Zhang, X.W., Tao, Z., Zhang, Q.M., (2014). Dynamic behaviors of visco-elastic thin-walled spherical shells impact onto a rigid plate. Latin American Journal of Solids and Structures 11: 2607-2623. [ Links ]


Table A-1: Statistical data based on collision location - double hull. 

Arrangement Type Target Location Material No.* Collision Energy Damage Extent
Outer Hull Inner Hull
Length Width Area Length Width Displ.**
(MJ) (m) (m) (m2) (m) (m) (m)
Double Hull Shell (1) 1 9.0827 3.9350 2.4994 9.8349 1.5833 0.1129 0.4996
2 9.8800 3.8309 2.4787 9.4957 1.4605 0.1037 0.4996
3 8.6234 3.7112 2.4281 9.0113 1.7001 0.1087 0.4996
4 8.2936 3.7114 2.4812 9.2087 1.7175 0.1129 0.4996
Deck (2) 1 9.1234 3.1192 0.8557 2.6690 0.0000 0.0000 0.7494
2 10.1612 2.8546 0.7010 2.0010 0.0000 0.0000 0.7494
3 8.5921 2.6382 0.6573 1.7341 0.0000 0.0000 0.7494
4 8.2816 2.2737 0.6389 1.4526 0.0000 0.0000 0.7494
Mean 9.0047 3.2593 1.5925 5.6759 0.8077 0.0548 0.6245
Median 8.8531 3.4152 1.6419 5.8401 0.7303 0.0519 0.6245
Deviation Standard 0.6584 0.5844 0.8816 3.7319 0.8110 0.0548 0.1249
Variance 0.4335 0.3416 0.7772 13.9267 0.6577 0.0030 0.0156

Table A-2: Statistical data based on collision location - single hull. 

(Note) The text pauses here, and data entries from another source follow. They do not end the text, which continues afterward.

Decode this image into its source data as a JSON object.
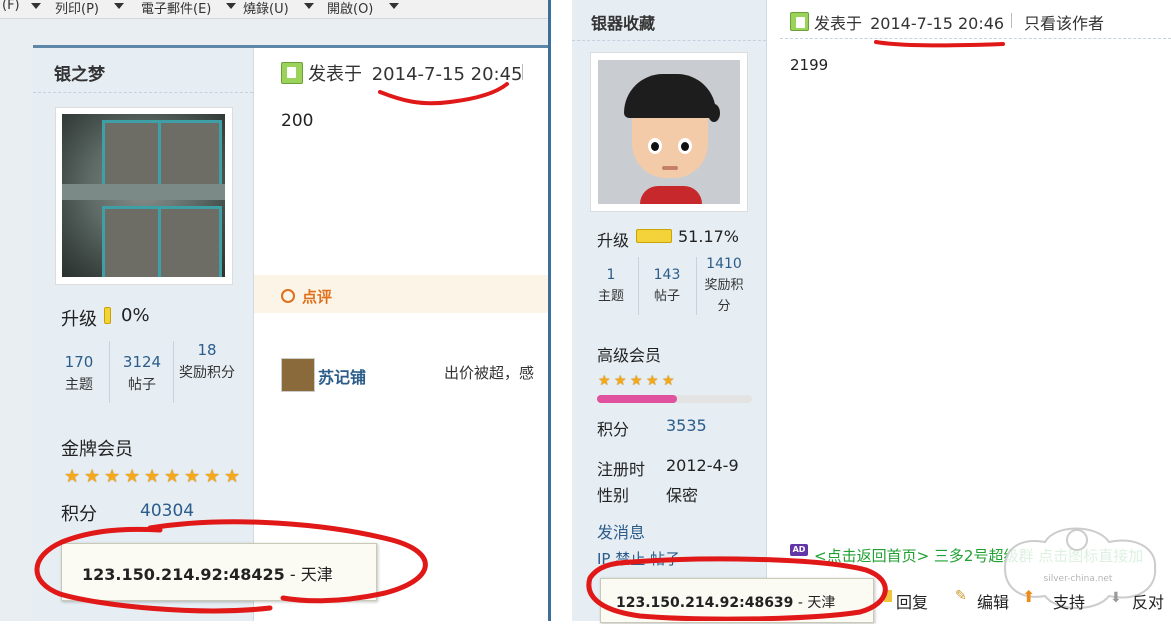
{
  "left_window": {
    "menu": [
      "(F)",
      "列印(P)",
      "電子郵件(E)",
      "燒錄(U)",
      "開啟(O)"
    ],
    "user": {
      "name": "银之梦",
      "upgrade_label": "升级",
      "upgrade_percent": "0%",
      "stats": [
        {
          "value": "170",
          "label": "主题"
        },
        {
          "value": "3124",
          "label": "帖子"
        },
        {
          "value": "18",
          "label": "奖励积分"
        }
      ],
      "level": "金牌会员",
      "stars": 9,
      "points_label": "积分",
      "points_value": "40304"
    },
    "post": {
      "posted_prefix": "发表于",
      "datetime": "2014-7-15 20:45",
      "body": "200",
      "review_label": "点评",
      "review_user": "苏记铺",
      "review_text": "出价被超，感"
    },
    "ip_popup": {
      "ip": "123.150.214.92:48425",
      "location": "- 天津"
    }
  },
  "right_window": {
    "user": {
      "name": "银器收藏",
      "upgrade_label": "升级",
      "upgrade_percent": "51.17%",
      "upgrade_fraction": 0.5117,
      "stats": [
        {
          "value": "1",
          "label": "主题"
        },
        {
          "value": "143",
          "label": "帖子"
        },
        {
          "value": "1410",
          "label": "奖励积分"
        }
      ],
      "level": "高级会员",
      "stars": 5,
      "points_label": "积分",
      "points_value": "3535",
      "register_label": "注册时",
      "register_value": "2012-4-9",
      "gender_label": "性别",
      "gender_value": "保密",
      "send_message": "发消息",
      "ip_ban_label": "IP 禁止 帖子"
    },
    "post": {
      "posted_prefix": "发表于",
      "datetime": "2014-7-15 20:46",
      "only_author": "只看该作者",
      "body": "2199",
      "ad_badge": "AD",
      "ad_text": "<点击返回首页> 三多2号超级群 点击图标直接加"
    },
    "actions": {
      "reply": "回复",
      "edit": "编辑",
      "support": "支持",
      "oppose": "反对"
    },
    "ip_popup": {
      "ip": "123.150.214.92:48639",
      "location": "- 天津"
    },
    "watermark": "silver-china.net"
  },
  "colors": {
    "annotation_red": "#e01818",
    "link_blue": "#2b5c8a",
    "accent_orange": "#e0701b",
    "header_blue": "#5d86a7"
  }
}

Arrangement Type Target Location Material No.* Collision Energy Damage Extent
Outer Hull Inner Hull
Length Width Area Length Width Displ.**
(MJ) (m) (m) (m2) (m) (m) (m)
Single Hull Shell (3) 1 6.5454 3.9808 1.5611 6.2144 0.0000 0.0000 0.0000
2 6.8927 3.8905 1.5686 6.1025 0.0000 0.0000 0.0000
3 6.1087 3.8420 1.5623 6.0021 0.0000 0.0000 0.0000
4 5.8598 3.8408 1.5742 6.0463 0.0000 0.0000 0.0000
Deck (4) 1 10.2789 3.7483 1.8504 6.9360 0.0000 0.0000 0.0000
2 10.9836 3.1210 1.7683 5.5189 0.0000 0.0000 0.0000
3 9.4058 4.0984 1.8702 7.6648 0.0000 0.0000 0.0000
4 9.2576 3.3828 1.5122 5.1156 0.0000 0.0000 0.0000
Mean 8.1666 3.7381 1.6584 6.2001 0.0000 0.0000 0.0000
Median 8.0752 3.8414 1.5714 6.0744 0.0000 0.0000 0.0000
Deviation Standard 1.9017 0.3042 0.1365 0.7416 0.0000 0.0000 0.0000
Variance 3.6164 0.0926 0.0186 0.5500 0.0000 0.0000 0.0000

Received: April 04, 2017; Revised: May 15, 2017; Accepted: May 15, 2017

Creative Commons License This is an open-access article distributed under the terms of the Creative Commons Attribution License